# WHAT THE EXERCISE ASKS:
Each line below must be printed exactly as it stands.

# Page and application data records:
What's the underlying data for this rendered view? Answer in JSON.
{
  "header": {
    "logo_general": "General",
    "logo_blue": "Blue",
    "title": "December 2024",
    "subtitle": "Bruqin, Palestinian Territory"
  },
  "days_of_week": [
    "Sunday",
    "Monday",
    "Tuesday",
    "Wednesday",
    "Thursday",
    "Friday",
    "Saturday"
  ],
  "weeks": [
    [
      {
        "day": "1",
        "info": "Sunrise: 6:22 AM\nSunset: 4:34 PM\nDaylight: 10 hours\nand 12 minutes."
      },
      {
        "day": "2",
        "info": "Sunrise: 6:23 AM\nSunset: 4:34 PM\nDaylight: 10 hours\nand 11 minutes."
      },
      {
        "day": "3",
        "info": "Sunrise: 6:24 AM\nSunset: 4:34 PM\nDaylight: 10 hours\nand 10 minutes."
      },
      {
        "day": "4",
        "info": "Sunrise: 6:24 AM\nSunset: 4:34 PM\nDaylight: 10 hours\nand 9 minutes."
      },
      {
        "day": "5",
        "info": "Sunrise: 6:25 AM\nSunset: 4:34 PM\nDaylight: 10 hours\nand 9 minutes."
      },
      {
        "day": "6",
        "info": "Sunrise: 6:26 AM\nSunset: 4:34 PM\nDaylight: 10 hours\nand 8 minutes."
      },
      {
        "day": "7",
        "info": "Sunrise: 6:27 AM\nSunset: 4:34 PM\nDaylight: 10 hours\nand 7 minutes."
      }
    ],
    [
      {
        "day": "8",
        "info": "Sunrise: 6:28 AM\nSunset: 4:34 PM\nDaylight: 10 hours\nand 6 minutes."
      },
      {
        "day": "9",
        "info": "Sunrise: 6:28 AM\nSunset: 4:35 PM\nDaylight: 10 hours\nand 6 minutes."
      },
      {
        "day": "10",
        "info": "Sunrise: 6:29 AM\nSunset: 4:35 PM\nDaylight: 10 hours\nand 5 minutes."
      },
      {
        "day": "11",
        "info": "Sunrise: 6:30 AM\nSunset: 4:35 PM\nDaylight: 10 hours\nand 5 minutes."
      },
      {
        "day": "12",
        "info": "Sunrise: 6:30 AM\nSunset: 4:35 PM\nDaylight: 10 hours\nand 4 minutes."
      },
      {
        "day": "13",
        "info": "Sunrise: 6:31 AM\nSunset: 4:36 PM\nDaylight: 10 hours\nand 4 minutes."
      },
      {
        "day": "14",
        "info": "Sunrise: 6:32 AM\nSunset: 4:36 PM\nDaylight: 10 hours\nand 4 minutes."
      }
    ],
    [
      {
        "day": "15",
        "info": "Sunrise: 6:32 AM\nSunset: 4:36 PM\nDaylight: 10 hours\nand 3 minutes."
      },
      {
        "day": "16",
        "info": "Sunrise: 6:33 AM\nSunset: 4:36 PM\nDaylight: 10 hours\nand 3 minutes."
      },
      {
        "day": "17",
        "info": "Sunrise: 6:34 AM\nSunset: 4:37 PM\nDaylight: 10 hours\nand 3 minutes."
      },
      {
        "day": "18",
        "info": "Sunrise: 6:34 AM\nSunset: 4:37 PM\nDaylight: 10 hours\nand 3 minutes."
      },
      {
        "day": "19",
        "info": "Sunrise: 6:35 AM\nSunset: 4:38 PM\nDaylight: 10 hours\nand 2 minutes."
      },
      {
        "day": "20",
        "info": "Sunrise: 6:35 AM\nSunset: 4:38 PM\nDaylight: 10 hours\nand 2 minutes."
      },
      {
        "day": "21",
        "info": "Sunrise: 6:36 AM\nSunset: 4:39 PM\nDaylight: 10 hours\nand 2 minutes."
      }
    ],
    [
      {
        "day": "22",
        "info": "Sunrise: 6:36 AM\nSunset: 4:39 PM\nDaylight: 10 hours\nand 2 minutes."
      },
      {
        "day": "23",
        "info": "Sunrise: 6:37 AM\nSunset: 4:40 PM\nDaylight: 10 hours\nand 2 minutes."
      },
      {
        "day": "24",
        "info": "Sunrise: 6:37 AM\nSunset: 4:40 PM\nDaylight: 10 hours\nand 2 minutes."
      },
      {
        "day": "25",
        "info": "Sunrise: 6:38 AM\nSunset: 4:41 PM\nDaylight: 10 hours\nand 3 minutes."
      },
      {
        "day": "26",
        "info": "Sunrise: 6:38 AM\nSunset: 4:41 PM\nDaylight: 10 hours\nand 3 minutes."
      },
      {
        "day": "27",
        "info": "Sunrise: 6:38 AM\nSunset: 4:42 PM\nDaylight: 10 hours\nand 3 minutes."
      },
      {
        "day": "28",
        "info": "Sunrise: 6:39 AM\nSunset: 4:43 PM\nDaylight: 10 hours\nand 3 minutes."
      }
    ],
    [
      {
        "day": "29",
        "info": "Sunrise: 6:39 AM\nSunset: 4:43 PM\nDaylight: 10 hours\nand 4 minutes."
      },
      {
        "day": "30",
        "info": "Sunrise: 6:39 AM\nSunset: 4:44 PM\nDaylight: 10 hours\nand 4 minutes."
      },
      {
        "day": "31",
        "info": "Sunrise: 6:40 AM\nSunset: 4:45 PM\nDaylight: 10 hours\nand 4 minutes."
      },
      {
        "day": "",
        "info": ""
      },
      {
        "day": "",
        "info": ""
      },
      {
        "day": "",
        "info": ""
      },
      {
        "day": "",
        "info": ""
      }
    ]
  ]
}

# SOLUTION:
What's the underlying data for this rendered view? Answer in JSON.
{
  "header": {
    "logo_general": "General",
    "logo_blue": "Blue",
    "title": "December 2024",
    "subtitle": "Bruqin, Palestinian Territory"
  },
  "days_of_week": [
    "Sunday",
    "Monday",
    "Tuesday",
    "Wednesday",
    "Thursday",
    "Friday",
    "Saturday"
  ],
  "weeks": [
    [
      {
        "day": "1",
        "info": "Sunrise: 6:22 AM\nSunset: 4:34 PM\nDaylight: 10 hours\nand 12 minutes."
      },
      {
        "day": "2",
        "info": "Sunrise: 6:23 AM\nSunset: 4:34 PM\nDaylight: 10 hours\nand 11 minutes."
      },
      {
        "day": "3",
        "info": "Sunrise: 6:24 AM\nSunset: 4:34 PM\nDaylight: 10 hours\nand 10 minutes."
      },
      {
        "day": "4",
        "info": "Sunrise: 6:24 AM\nSunset: 4:34 PM\nDaylight: 10 hours\nand 9 minutes."
      },
      {
        "day": "5",
        "info": "Sunrise: 6:25 AM\nSunset: 4:34 PM\nDaylight: 10 hours\nand 9 minutes."
      },
      {
        "day": "6",
        "info": "Sunrise: 6:26 AM\nSunset: 4:34 PM\nDaylight: 10 hours\nand 8 minutes."
      },
      {
        "day": "7",
        "info": "Sunrise: 6:27 AM\nSunset: 4:34 PM\nDaylight: 10 hours\nand 7 minutes."
      }
    ],
    [
      {
        "day": "8",
        "info": "Sunrise: 6:28 AM\nSunset: 4:34 PM\nDaylight: 10 hours\nand 6 minutes."
      },
      {
        "day": "9",
        "info": "Sunrise: 6:28 AM\nSunset: 4:35 PM\nDaylight: 10 hours\nand 6 minutes."
      },
      {
        "day": "10",
        "info": "Sunrise: 6:29 AM\nSunset: 4:35 PM\nDaylight: 10 hours\nand 5 minutes."
      },
      {
        "day": "11",
        "info": "Sunrise: 6:30 AM\nSunset: 4:35 PM\nDaylight: 10 hours\nand 5 minutes."
      },
      {
        "day": "12",
        "info": "Sunrise: 6:30 AM\nSunset: 4:35 PM\nDaylight: 10 hours\nand 4 minutes."
      },
      {
        "day": "13",
        "info": "Sunrise: 6:31 AM\nSunset: 4:36 PM\nDaylight: 10 hours\nand 4 minutes."
      },
      {
        "day": "14",
        "info": "Sunrise: 6:32 AM\nSunset: 4:36 PM\nDaylight: 10 hours\nand 4 minutes."
      }
    ],
    [
      {
        "day": "15",
        "info": "Sunrise: 6:32 AM\nSunset: 4:36 PM\nDaylight: 10 hours\nand 3 minutes."
      },
      {
        "day": "16",
        "info": "Sunrise: 6:33 AM\nSunset: 4:36 PM\nDaylight: 10 hours\nand 3 minutes."
      },
      {
        "day": "17",
        "info": "Sunrise: 6:34 AM\nSunset: 4:37 PM\nDaylight: 10 hours\nand 3 minutes."
      },
      {
        "day": "18",
        "info": "Sunrise: 6:34 AM\nSunset: 4:37 PM\nDaylight: 10 hours\nand 3 minutes."
      },
      {
        "day": "19",
        "info": "Sunrise: 6:35 AM\nSunset: 4:38 PM\nDaylight: 10 hours\nand 2 minutes."
      },
      {
        "day": "20",
        "info": "Sunrise: 6:35 AM\nSunset: 4:38 PM\nDaylight: 10 hours\nand 2 minutes."
      },
      {
        "day": "21",
        "info": "Sunrise: 6:36 AM\nSunset: 4:39 PM\nDaylight: 10 hours\nand 2 minutes."
      }
    ],
    [
      {
        "day": "22",
        "info": "Sunrise: 6:36 AM\nSunset: 4:39 PM\nDaylight: 10 hours\nand 2 minutes."
      },
      {
        "day": "23",
        "info": "Sunrise: 6:37 AM\nSunset: 4:40 PM\nDaylight: 10 hours\nand 2 minutes."
      },
      {
        "day": "24",
        "info": "Sunrise: 6:37 AM\nSunset: 4:40 PM\nDaylight: 10 hours\nand 2 minutes."
      },
      {
        "day": "25",
        "info": "Sunrise: 6:38 AM\nSunset: 4:41 PM\nDaylight: 10 hours\nand 3 minutes."
      },
      {
        "day": "26",
        "info": "Sunrise: 6:38 AM\nSunset: 4:41 PM\nDaylight: 10 hours\nand 3 minutes."
      },
      {
        "day": "27",
        "info": "Sunrise: 6:38 AM\nSunset: 4:42 PM\nDaylight: 10 hours\nand 3 minutes."
      },
      {
        "day": "28",
        "info": "Sunrise: 6:39 AM\nSunset: 4:43 PM\nDaylight: 10 hours\nand 3 minutes."
      }
    ],
    [
      {
        "day": "29",
        "info": "Sunrise: 6:39 AM\nSunset: 4:43 PM\nDaylight: 10 hours\nand 4 minutes."
      },
      {
        "day": "30",
        "info": "Sunrise: 6:39 AM\nSunset: 4:44 PM\nDaylight: 10 hours\nand 4 minutes."
      },
      {
        "day": "31",
        "info": "Sunrise: 6:40 AM\nSunset: 4:45 PM\nDaylight: 10 hours\nand 4 minutes."
      },
      {
        "day": "",
        "info": ""
      },
      {
        "day": "",
        "info": ""
      },
      {
        "day": "",
        "info": ""
      },
      {
        "day": "",
        "info": ""
      }
    ]
  ]
}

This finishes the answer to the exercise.